A complete response lists each line of the data below that includes the word "icon".

Provided data START

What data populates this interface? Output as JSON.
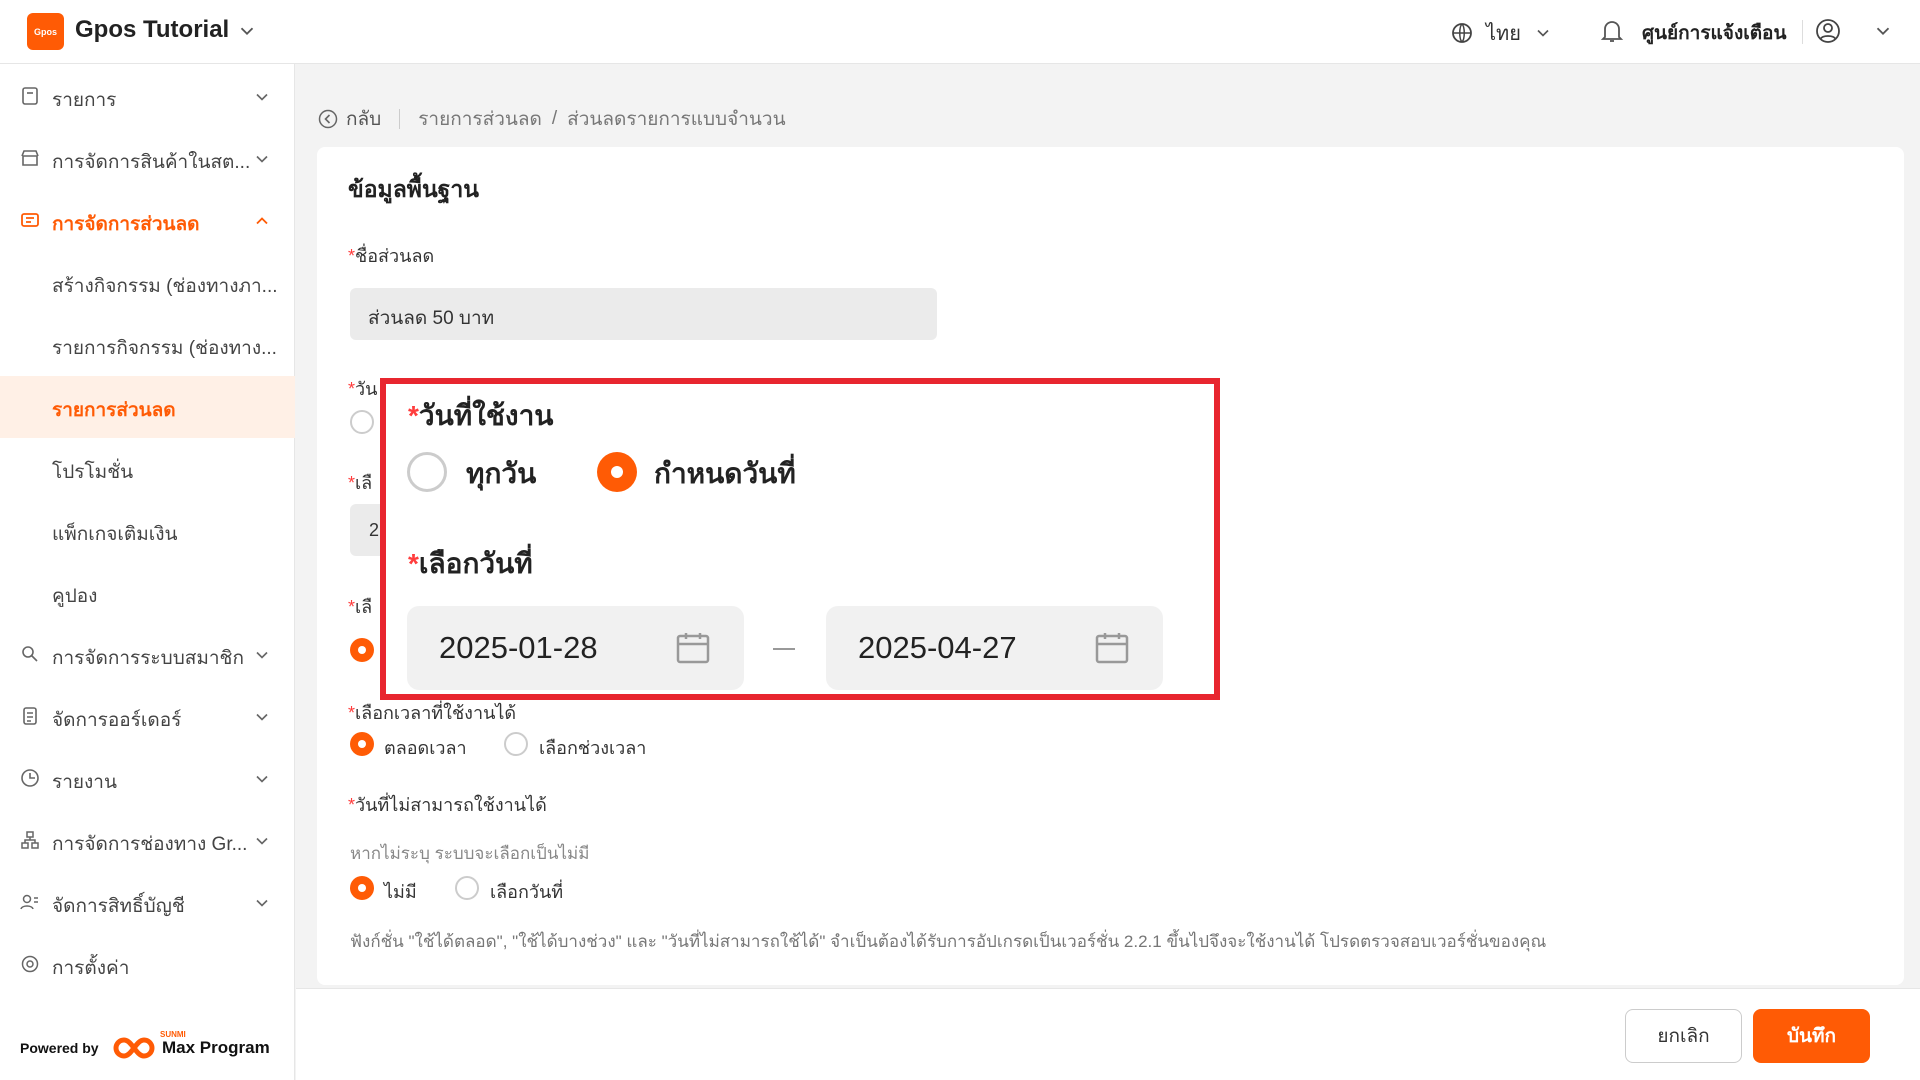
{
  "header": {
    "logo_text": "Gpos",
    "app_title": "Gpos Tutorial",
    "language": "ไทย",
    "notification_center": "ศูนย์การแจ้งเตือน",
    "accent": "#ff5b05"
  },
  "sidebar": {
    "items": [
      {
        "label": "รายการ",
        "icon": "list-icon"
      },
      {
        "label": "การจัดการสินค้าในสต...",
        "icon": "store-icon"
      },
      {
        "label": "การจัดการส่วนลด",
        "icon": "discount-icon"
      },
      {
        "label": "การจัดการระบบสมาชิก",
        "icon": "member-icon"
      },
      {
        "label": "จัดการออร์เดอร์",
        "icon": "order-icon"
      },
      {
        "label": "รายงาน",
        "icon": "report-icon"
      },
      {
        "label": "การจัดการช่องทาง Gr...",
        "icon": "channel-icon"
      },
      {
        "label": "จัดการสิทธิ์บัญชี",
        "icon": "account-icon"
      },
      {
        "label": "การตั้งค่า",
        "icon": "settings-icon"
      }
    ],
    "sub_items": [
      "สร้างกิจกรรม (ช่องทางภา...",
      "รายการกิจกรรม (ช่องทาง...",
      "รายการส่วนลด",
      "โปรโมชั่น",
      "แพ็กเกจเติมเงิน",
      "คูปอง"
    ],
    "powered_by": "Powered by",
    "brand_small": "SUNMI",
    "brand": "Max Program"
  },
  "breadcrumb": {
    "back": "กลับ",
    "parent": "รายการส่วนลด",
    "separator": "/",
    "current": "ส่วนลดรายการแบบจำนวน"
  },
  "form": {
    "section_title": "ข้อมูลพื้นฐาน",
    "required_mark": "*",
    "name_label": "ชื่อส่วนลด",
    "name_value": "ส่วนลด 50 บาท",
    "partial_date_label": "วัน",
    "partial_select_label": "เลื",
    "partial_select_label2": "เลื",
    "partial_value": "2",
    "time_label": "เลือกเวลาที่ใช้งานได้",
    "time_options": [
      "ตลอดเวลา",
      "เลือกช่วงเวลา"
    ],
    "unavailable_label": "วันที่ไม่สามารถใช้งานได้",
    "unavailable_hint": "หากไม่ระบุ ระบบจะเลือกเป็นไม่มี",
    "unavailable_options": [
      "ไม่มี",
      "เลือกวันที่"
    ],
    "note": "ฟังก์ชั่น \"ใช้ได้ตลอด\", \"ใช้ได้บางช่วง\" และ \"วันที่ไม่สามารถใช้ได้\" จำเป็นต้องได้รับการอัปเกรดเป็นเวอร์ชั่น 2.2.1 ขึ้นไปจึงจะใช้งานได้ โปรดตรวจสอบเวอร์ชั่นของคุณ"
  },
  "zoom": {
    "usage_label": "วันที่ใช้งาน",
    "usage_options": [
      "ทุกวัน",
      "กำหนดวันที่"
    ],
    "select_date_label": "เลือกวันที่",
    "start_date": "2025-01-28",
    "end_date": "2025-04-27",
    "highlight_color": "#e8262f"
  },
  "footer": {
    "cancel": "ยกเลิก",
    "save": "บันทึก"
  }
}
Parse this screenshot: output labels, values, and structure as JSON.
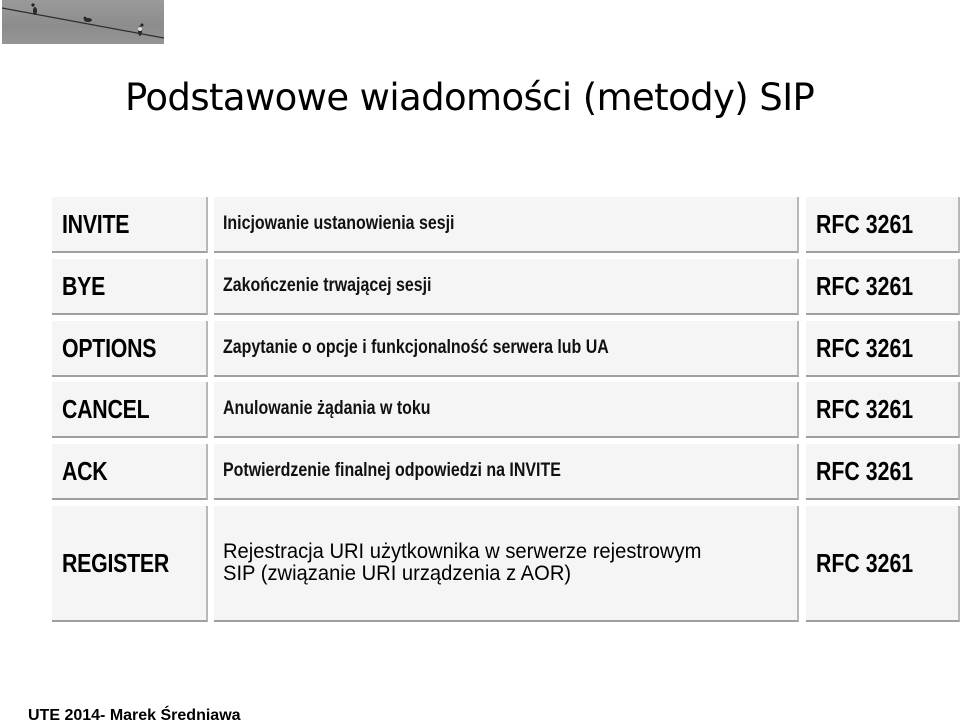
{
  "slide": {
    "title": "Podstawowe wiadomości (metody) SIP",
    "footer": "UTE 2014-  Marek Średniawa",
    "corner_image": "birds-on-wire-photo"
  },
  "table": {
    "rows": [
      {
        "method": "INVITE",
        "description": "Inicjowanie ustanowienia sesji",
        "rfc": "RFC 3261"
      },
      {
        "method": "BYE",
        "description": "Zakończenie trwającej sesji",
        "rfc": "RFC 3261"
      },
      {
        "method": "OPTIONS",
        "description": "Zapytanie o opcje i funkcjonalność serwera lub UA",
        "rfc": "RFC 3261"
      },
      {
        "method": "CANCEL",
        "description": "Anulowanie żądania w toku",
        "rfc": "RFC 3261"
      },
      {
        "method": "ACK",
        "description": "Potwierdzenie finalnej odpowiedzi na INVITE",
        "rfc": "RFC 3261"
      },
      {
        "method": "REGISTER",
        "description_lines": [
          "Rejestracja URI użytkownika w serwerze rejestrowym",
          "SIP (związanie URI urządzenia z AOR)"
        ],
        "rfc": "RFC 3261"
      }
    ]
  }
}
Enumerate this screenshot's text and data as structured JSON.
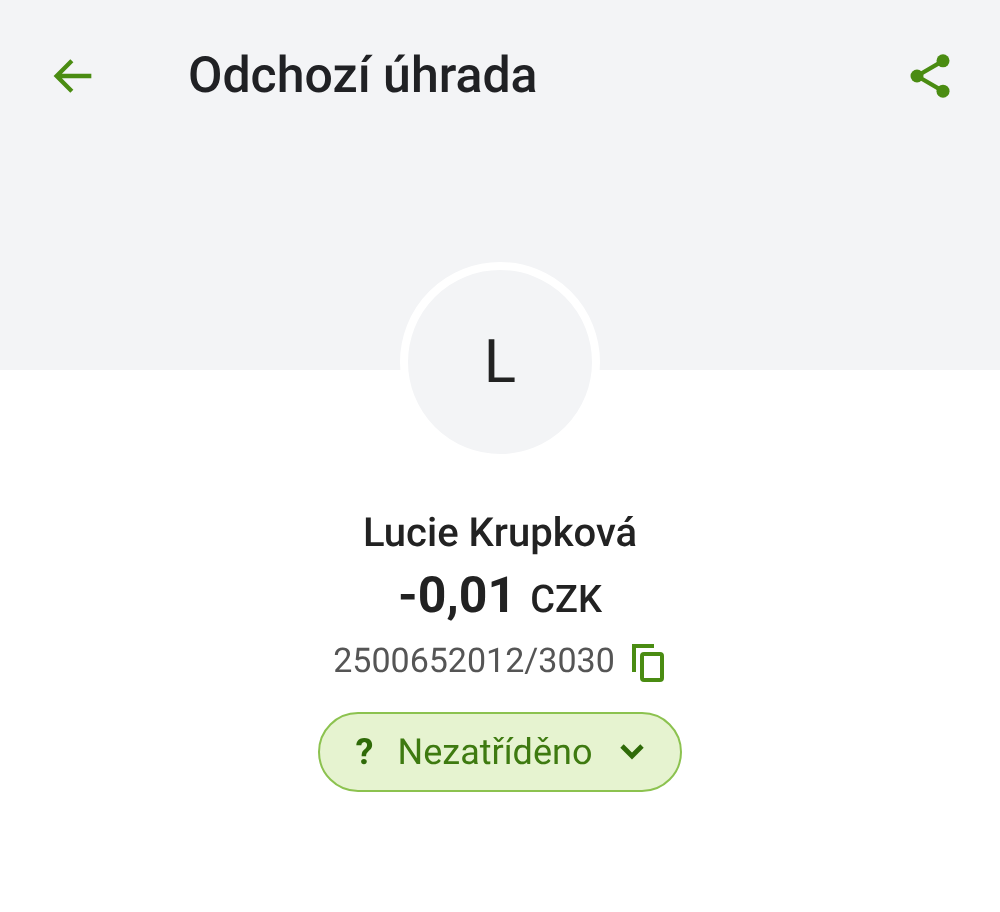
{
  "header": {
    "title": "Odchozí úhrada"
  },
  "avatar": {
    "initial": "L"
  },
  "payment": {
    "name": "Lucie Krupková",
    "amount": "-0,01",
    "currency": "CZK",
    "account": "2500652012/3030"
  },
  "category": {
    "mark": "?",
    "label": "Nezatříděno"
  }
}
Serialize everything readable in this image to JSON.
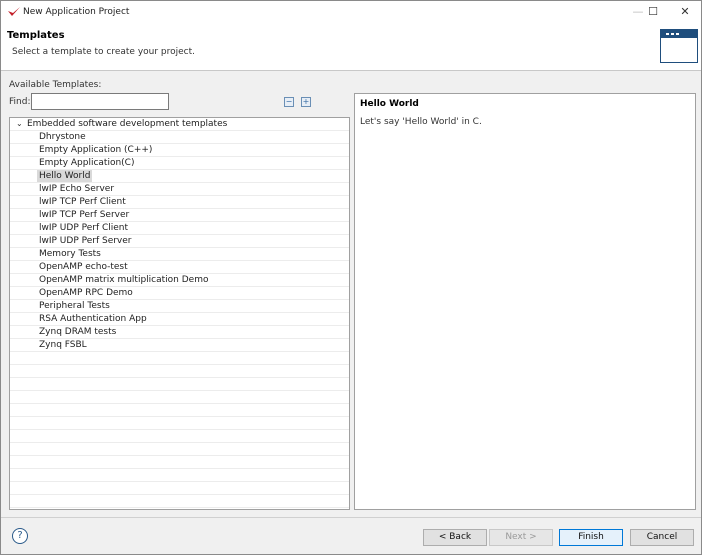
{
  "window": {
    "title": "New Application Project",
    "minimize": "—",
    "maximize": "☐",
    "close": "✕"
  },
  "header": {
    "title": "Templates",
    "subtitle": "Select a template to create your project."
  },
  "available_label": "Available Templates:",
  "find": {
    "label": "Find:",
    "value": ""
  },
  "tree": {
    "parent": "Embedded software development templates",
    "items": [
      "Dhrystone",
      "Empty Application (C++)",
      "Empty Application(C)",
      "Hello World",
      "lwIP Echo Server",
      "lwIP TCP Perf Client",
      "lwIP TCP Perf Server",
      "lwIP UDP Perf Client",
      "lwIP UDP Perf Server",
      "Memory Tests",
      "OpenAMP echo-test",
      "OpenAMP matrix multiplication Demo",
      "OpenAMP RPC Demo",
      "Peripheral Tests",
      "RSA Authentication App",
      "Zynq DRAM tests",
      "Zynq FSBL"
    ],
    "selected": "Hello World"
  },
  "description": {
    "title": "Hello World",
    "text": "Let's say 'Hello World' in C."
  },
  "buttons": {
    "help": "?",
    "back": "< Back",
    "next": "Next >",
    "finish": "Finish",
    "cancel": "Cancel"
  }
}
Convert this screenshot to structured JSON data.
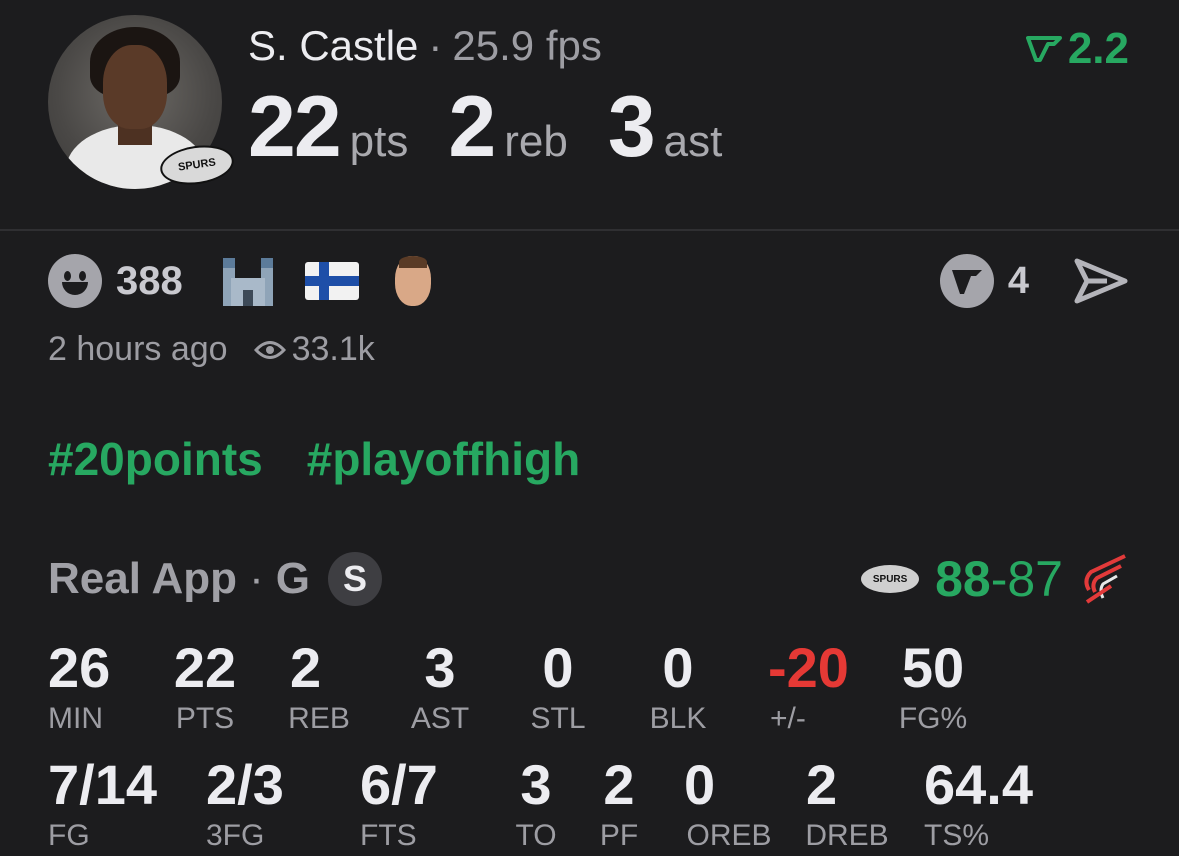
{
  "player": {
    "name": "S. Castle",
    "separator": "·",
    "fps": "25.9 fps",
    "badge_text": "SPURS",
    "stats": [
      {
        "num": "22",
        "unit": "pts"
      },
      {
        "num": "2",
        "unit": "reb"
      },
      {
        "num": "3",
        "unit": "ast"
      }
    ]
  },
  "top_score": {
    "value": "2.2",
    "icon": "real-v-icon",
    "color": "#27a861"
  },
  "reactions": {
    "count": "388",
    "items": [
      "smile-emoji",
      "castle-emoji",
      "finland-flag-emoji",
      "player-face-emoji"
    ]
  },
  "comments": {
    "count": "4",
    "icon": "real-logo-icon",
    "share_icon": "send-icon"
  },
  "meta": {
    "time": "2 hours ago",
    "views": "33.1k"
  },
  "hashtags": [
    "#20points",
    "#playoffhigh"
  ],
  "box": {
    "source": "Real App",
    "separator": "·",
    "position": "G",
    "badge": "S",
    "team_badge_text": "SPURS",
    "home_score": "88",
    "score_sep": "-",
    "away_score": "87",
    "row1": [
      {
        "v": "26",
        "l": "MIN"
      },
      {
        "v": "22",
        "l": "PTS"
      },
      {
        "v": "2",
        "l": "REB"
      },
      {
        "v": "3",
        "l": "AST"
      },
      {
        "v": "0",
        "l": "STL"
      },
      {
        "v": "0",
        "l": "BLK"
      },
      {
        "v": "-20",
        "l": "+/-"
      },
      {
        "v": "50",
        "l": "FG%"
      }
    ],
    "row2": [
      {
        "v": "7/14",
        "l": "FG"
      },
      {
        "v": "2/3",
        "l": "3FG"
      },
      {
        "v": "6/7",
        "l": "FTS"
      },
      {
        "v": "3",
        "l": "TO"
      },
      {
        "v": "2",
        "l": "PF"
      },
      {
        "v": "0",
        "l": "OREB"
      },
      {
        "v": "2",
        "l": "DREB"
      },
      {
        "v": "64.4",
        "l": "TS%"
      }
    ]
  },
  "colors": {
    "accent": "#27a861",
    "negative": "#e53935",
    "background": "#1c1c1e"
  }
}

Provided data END

Completed task:
        "icon": "list-icon"
        "icon": "store-icon"
        "icon": "discount-icon"
        "icon": "member-icon"
        "icon": "order-icon"
        "icon": "report-icon"
        "icon": "channel-icon"
        "icon": "account-icon"
        "icon": "settings-icon"
    "icon": "real-v-icon",
    "icon": "real-logo-icon",
    "share_icon": "send-icon"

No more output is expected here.